Spot the robot gets a factory job.
The Hyundai Ioniq 5 may be the South Korean automaker's most popular new vehicle right now, but it's also seriously interested in robot technology. Late last year, Hyundai bought a controlling stake in Boston Dynamics, perhaps the world's most advanced robotics companies. And now it's making good use of that investment with a new robot called Spot that kind of looks like a dog.
More appropriately, it's officially called the "Factory Safety Service Robot" and it's about to begin a pilot operation at a Kia production plant in South Korea. Based on Boston Dynamics' quadruped robot equipped with AI, autonomous navigation, teleoperation technologies, and a computing payload, Spot is capable of providing various types of assistance on the job.

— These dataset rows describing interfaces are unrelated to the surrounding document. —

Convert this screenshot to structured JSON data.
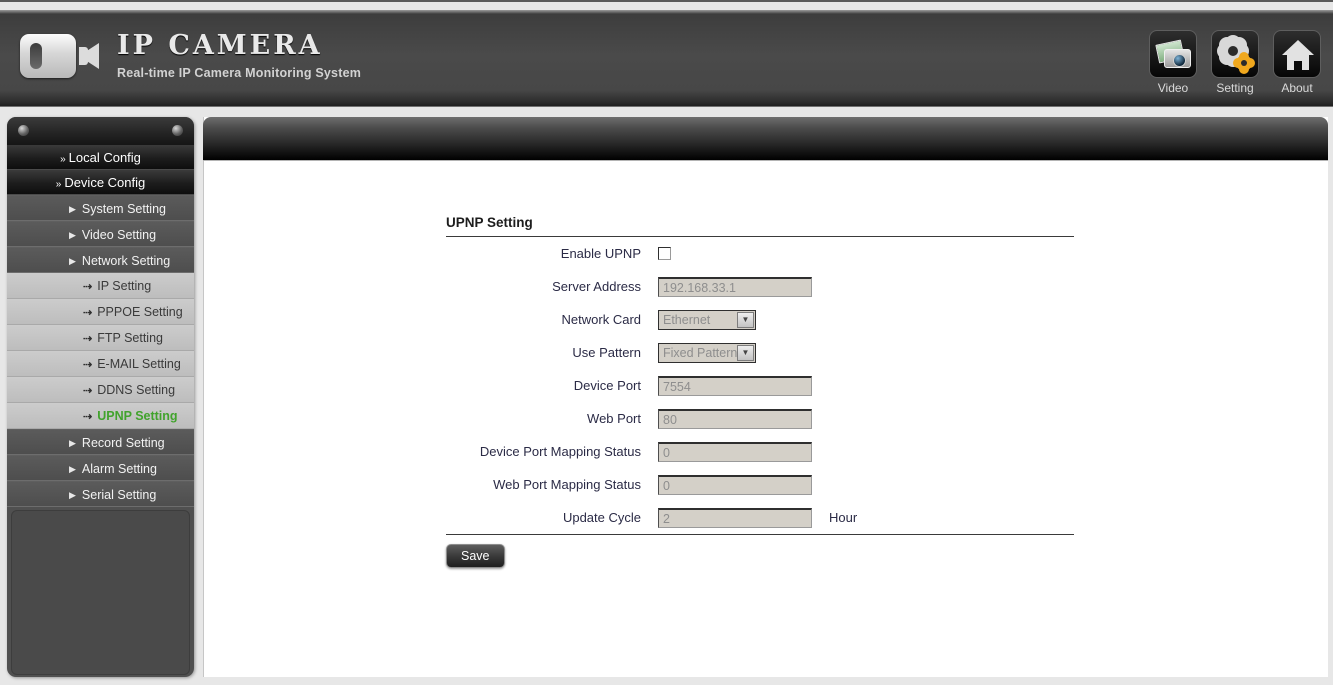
{
  "header": {
    "title": "IP CAMERA",
    "subtitle": "Real-time IP Camera Monitoring System",
    "logo_icon": "video-camera-icon",
    "nav": [
      {
        "label": "Video",
        "icon": "video-icon"
      },
      {
        "label": "Setting",
        "icon": "gear-icon"
      },
      {
        "label": "About",
        "icon": "house-icon"
      }
    ]
  },
  "sidebar": {
    "top_items": [
      {
        "label": "Local Config",
        "marker": "»"
      },
      {
        "label": "Device Config",
        "marker": "»"
      }
    ],
    "items": [
      {
        "label": "System Setting",
        "type": "parent",
        "marker": "▶"
      },
      {
        "label": "Video Setting",
        "type": "parent",
        "marker": "▶"
      },
      {
        "label": "Network Setting",
        "type": "parent",
        "marker": "▶"
      },
      {
        "label": "IP Setting",
        "type": "child",
        "marker": "⇢",
        "active": false
      },
      {
        "label": "PPPOE Setting",
        "type": "child",
        "marker": "⇢",
        "active": false
      },
      {
        "label": "FTP Setting",
        "type": "child",
        "marker": "⇢",
        "active": false
      },
      {
        "label": "E-MAIL Setting",
        "type": "child",
        "marker": "⇢",
        "active": false
      },
      {
        "label": "DDNS Setting",
        "type": "child",
        "marker": "⇢",
        "active": false
      },
      {
        "label": "UPNP Setting",
        "type": "child",
        "marker": "⇢",
        "active": true
      },
      {
        "label": "Record Setting",
        "type": "parent",
        "marker": "▶"
      },
      {
        "label": "Alarm Setting",
        "type": "parent",
        "marker": "▶"
      },
      {
        "label": "Serial Setting",
        "type": "parent",
        "marker": "▶"
      }
    ],
    "active_color": "#41a32c"
  },
  "main": {
    "panel_title": "UPNP Setting",
    "fields": [
      {
        "label": "Enable UPNP",
        "kind": "checkbox",
        "checked": false
      },
      {
        "label": "Server Address",
        "kind": "text",
        "value": "192.168.33.1",
        "disabled": true
      },
      {
        "label": "Network Card",
        "kind": "select",
        "value": "Ethernet",
        "disabled": true
      },
      {
        "label": "Use Pattern",
        "kind": "select",
        "value": "Fixed Pattern",
        "disabled": true
      },
      {
        "label": "Device Port",
        "kind": "text",
        "value": "7554",
        "disabled": true
      },
      {
        "label": "Web Port",
        "kind": "text",
        "value": "80",
        "disabled": true
      },
      {
        "label": "Device Port Mapping Status",
        "kind": "text",
        "value": "0",
        "disabled": true
      },
      {
        "label": "Web Port Mapping Status",
        "kind": "text",
        "value": "0",
        "disabled": true
      },
      {
        "label": "Update Cycle",
        "kind": "text",
        "value": "2",
        "disabled": true,
        "suffix": "Hour"
      }
    ],
    "save_label": "Save"
  }
}
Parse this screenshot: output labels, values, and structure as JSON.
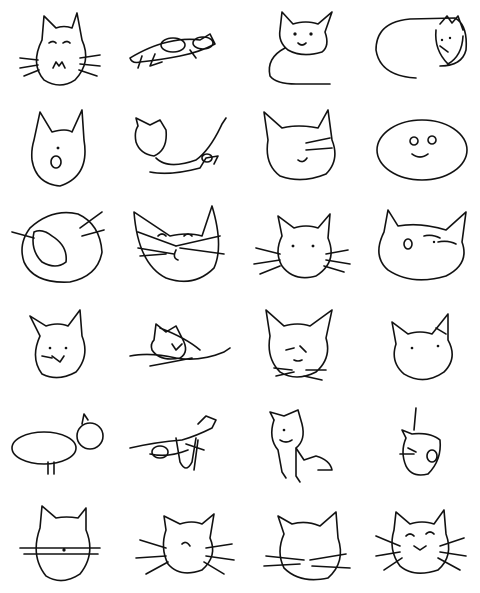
{
  "sheet": {
    "background": "#ffffff",
    "ink": "#111111",
    "grid": {
      "rows": 6,
      "columns": 4
    },
    "drawings": [
      {
        "subject": "cat",
        "style": "face-front"
      },
      {
        "subject": "cat",
        "style": "scribble-lying"
      },
      {
        "subject": "cat",
        "style": "face-with-body"
      },
      {
        "subject": "cat",
        "style": "round-blob"
      },
      {
        "subject": "cat",
        "style": "face-front"
      },
      {
        "subject": "cat",
        "style": "lying-profile"
      },
      {
        "subject": "cat",
        "style": "face-front"
      },
      {
        "subject": "cat",
        "style": "round-blob"
      },
      {
        "subject": "cat",
        "style": "scribble-circle"
      },
      {
        "subject": "cat",
        "style": "face-front"
      },
      {
        "subject": "cat",
        "style": "face-front"
      },
      {
        "subject": "cat",
        "style": "face-front"
      },
      {
        "subject": "cat",
        "style": "face-front"
      },
      {
        "subject": "cat",
        "style": "scribble-lying"
      },
      {
        "subject": "cat",
        "style": "face-front"
      },
      {
        "subject": "cat",
        "style": "face-front"
      },
      {
        "subject": "cat",
        "style": "body-and-head"
      },
      {
        "subject": "cat",
        "style": "scribble-body"
      },
      {
        "subject": "cat",
        "style": "sitting"
      },
      {
        "subject": "cat",
        "style": "face-side"
      },
      {
        "subject": "cat",
        "style": "face-front"
      },
      {
        "subject": "cat",
        "style": "face-front"
      },
      {
        "subject": "cat",
        "style": "face-front"
      },
      {
        "subject": "cat",
        "style": "face-front"
      }
    ]
  }
}
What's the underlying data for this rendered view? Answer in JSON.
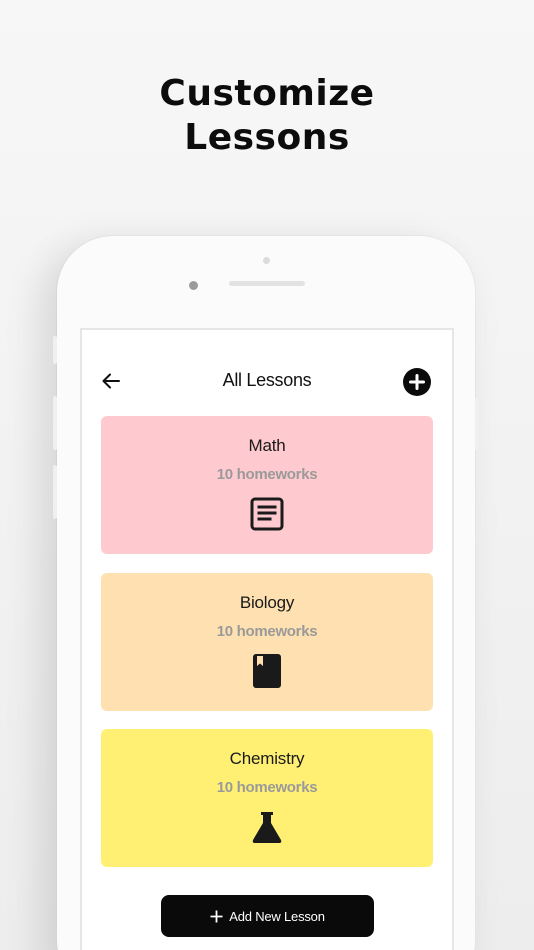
{
  "headline": {
    "line1": "Customize",
    "line2": "Lessons"
  },
  "header": {
    "title": "All Lessons",
    "back_icon": "arrow-left-icon",
    "add_icon": "plus-circle-icon"
  },
  "lessons": [
    {
      "name": "Math",
      "count": "10 homeworks",
      "icon": "document-lines-icon",
      "color": "#ffcacf"
    },
    {
      "name": "Biology",
      "count": "10 homeworks",
      "icon": "bookmark-book-icon",
      "color": "#fee0b1"
    },
    {
      "name": "Chemistry",
      "count": "10 homeworks",
      "icon": "flask-icon",
      "color": "#fff073"
    }
  ],
  "footer": {
    "add_lesson_label": "Add New Lesson"
  },
  "colors": {
    "primary": "#0a0a0a",
    "muted_text": "#9a9a9a"
  }
}
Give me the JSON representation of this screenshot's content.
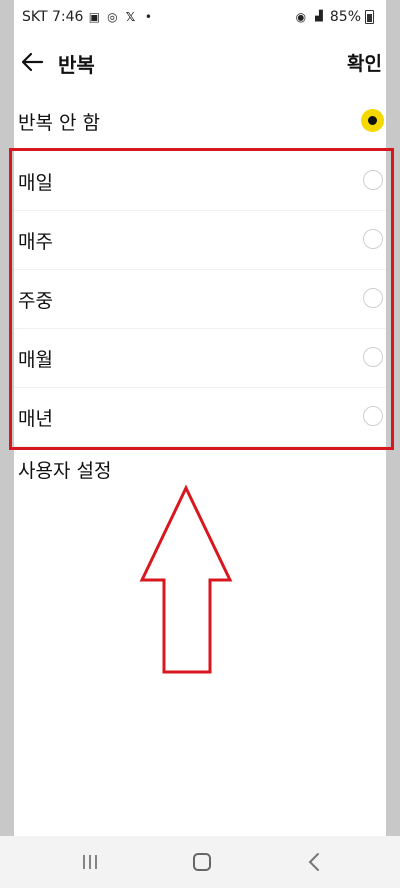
{
  "status_bar": {
    "carrier_time": "SKT 7:46",
    "battery": "85%"
  },
  "header": {
    "title": "반복",
    "confirm_label": "확인"
  },
  "options": [
    {
      "label": "반복 안 함",
      "selected": true
    },
    {
      "label": "매일",
      "selected": false
    },
    {
      "label": "매주",
      "selected": false
    },
    {
      "label": "주중",
      "selected": false
    },
    {
      "label": "매월",
      "selected": false
    },
    {
      "label": "매년",
      "selected": false
    }
  ],
  "custom": {
    "label": "사용자 설정"
  },
  "colors": {
    "accent": "#f5d800",
    "highlight": "#d8161e"
  },
  "icons": [
    "back-arrow-icon",
    "recent-apps-icon",
    "home-icon",
    "back-icon"
  ]
}
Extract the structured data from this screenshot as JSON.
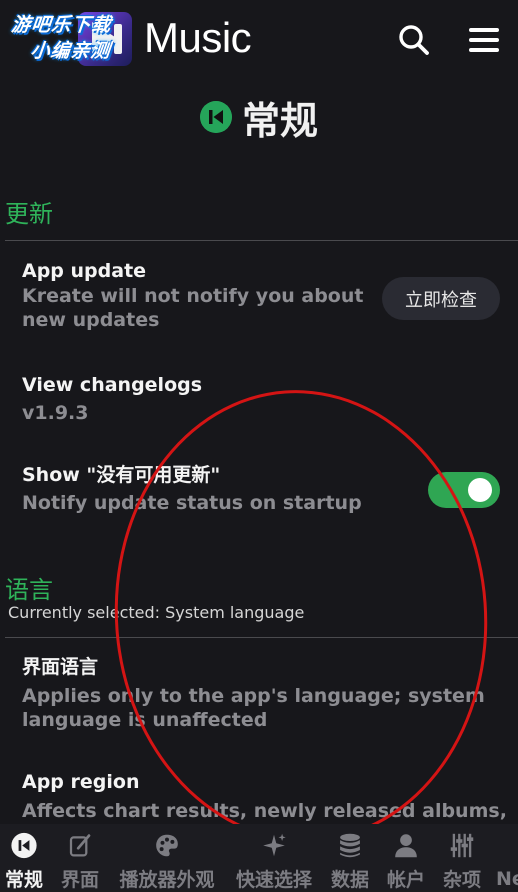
{
  "header": {
    "watermark_line1": "游吧乐下载",
    "watermark_line2": "小编亲测",
    "app_name": "Music"
  },
  "page": {
    "title": "常规"
  },
  "sections": {
    "update": {
      "heading": "更新",
      "app_update": {
        "title": "App update",
        "desc": "Kreate will not notify you about new updates",
        "button": "立即检查"
      },
      "changelogs": {
        "title": "View changelogs",
        "version": "v1.9.3"
      },
      "no_update": {
        "title": "Show \"没有可用更新\"",
        "desc": "Notify update status on startup",
        "enabled": true
      }
    },
    "language": {
      "heading": "语言",
      "current": "Currently selected: System language",
      "ui_language": {
        "title": "界面语言",
        "desc": "Applies only to the app's language; system language is unaffected"
      },
      "region": {
        "title": "App region",
        "desc": "Affects chart results, newly released albums,"
      }
    }
  },
  "bottom_nav": [
    {
      "label": "常规",
      "icon": "general-icon"
    },
    {
      "label": "界面",
      "icon": "edit-icon"
    },
    {
      "label": "播放器外观",
      "icon": "palette-icon"
    },
    {
      "label": "快速选择",
      "icon": "sparkle-icon"
    },
    {
      "label": "数据",
      "icon": "database-icon"
    },
    {
      "label": "帐户",
      "icon": "person-icon"
    },
    {
      "label": "杂项",
      "icon": "sliders-icon"
    },
    {
      "label": "Ne",
      "icon": "more-icon"
    }
  ],
  "colors": {
    "accent": "#2fb35a",
    "background": "#17171b",
    "annotation": "#d41414"
  }
}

Its 3D Lidar thermal camera enables it to detect humans nearby, so it's won't walk over anyone's foot. It can also detect when a door is open. More importantly, this robot can go where people can't, specifically "high-temperature situations and potential fire hazards." Narrow spaces and blind areas are within its capabilities, too. Thanks to remote control capabilities, someone can monitor Spot's activities via a livestream.
Another option factory management has is simply to let the robot roam and observe. If it detects something potentially dangerous, it'll send alarms to management immediately. Manual operation is possible as well. Think of this as real-time sharing of on-site photos that can also act as a first warning.
Spot is only a test project for now and Hyundai says it's possible to connect several factory service robots to a larger control system if so desired. Hyundai's contribution to the project includes several systems, specifically AI, the thermal camera, Lidar, and navigation.
"The Robot will help detect risks and secure people's safety in industrial sites," said Dong Jin Hyun, Head of Hyundai Motor Group Robotics Lab. "We will also continue to create smart services that detect dangers at industrial sites and help support a safe work environment through continuous collaborations with Boston Dynamics." Factory workers shouldn't be concerned robots will take their jobs one day, but rather know they have a non-human helping hand ready to go whenever necessary.